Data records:
= Beginning of Section =

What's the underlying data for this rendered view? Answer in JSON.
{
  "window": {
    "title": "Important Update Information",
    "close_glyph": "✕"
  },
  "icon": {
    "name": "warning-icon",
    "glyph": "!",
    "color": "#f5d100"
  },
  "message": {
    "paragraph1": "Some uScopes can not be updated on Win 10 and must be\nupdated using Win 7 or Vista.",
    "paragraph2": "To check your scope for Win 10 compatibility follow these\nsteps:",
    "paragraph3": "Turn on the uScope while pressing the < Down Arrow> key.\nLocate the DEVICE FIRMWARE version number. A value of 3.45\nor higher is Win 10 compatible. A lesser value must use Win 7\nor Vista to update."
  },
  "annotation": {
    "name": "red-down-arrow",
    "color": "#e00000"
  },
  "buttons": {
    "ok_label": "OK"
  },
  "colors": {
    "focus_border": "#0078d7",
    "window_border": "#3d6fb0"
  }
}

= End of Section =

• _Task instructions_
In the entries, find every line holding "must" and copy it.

• _Result of the exercise_
    "paragraph1": "Some uScopes can not be updated on Win 10 and must be\nupdated using Win 7 or Vista.",
    "paragraph3": "Turn on the uScope while pressing the < Down Arrow> key.\nLocate the DEVICE FIRMWARE version number. A value of 3.45\nor higher is Win 10 compatible. A lesser value must use Win 7\nor Vista to update."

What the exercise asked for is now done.